Rule of thirds - may have to use focus lock, or half hold down button to focus then reframe.
The starting point to composition is the rule ‘rule of thirds’. Imagine two vertical and two horizontal lines spaced evenly over your image. Try placing the point of interest on where two of these lines intersect rather than in the centre of your photo. Eyes, a cow in a field, horizon line, boat in a harbour, a person working at a desk in the office...
Take a look at the following images and where the focus has been placed.
But remember - rules are made to be broken. Sometimes the horizon will be better suited be high in the photograph - when there is a detailed reflection in water. Positioning someone in the centre of the photograph can be dramatic in the right circumstances. Go with your gut, as long as your are thinking about it.
Composition allows you to capture a subject in a way that is pleasing to the eye. If done well, others will think so too.
There is no single and correct way of photographing a scene. Try different angles and compositions. Think about what you want to say when thinking about composition.
Do you want to give your subject a place?
Do you need to see anything surrounding your subject to tell the story?
Is it important to take it out of context?
Will the surrounds add to the story?
Composition is a direct result of decisions made to your point of interest
- choice of lens or zoom focal length
- camera viewpoint
Consider all of these variables before pressing the shutter.
Consider your point of interest.
What is it and why are you taking a photo of it?
Always focus on the point of interest. The sharpest part of the image will get the attention.
Aim to focus the point of interest away from ‘dead centre’ of the frame. This is where the ‘rule of thirds’ applies.
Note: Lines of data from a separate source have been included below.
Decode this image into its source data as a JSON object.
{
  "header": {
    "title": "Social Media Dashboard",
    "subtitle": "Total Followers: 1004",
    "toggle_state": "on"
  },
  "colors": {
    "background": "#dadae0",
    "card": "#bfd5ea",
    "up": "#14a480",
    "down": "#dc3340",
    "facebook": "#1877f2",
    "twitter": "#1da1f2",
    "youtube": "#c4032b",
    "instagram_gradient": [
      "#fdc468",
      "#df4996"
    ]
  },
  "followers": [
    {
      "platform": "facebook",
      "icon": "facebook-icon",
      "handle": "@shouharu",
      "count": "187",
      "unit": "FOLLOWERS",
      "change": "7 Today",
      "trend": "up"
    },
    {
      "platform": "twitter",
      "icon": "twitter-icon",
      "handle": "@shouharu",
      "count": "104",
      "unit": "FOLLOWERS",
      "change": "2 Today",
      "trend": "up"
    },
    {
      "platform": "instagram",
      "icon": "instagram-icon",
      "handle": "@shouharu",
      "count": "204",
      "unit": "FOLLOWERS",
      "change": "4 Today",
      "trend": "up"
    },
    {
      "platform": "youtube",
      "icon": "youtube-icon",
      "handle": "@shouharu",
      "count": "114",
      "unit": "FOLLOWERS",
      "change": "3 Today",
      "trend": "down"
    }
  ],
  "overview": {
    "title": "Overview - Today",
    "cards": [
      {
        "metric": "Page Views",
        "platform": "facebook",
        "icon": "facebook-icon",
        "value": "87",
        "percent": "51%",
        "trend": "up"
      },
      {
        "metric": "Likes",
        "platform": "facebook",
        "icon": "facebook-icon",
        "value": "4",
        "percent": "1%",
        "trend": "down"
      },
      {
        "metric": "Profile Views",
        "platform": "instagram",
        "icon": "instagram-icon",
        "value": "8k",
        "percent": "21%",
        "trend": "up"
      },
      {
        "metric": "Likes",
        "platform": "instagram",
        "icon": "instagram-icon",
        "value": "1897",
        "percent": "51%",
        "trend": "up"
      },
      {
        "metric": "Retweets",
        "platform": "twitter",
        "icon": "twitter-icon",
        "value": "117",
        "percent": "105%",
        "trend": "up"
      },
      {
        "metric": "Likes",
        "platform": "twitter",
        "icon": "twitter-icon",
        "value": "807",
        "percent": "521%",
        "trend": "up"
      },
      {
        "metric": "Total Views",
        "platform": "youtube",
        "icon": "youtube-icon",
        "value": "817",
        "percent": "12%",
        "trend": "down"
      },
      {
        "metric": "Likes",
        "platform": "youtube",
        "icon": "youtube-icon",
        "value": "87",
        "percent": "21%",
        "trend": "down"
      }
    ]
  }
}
Look at what is around the subject/point of interest and make sure nothing overpowers it in colour, shape or size. Anything that will take the attention away from what you want.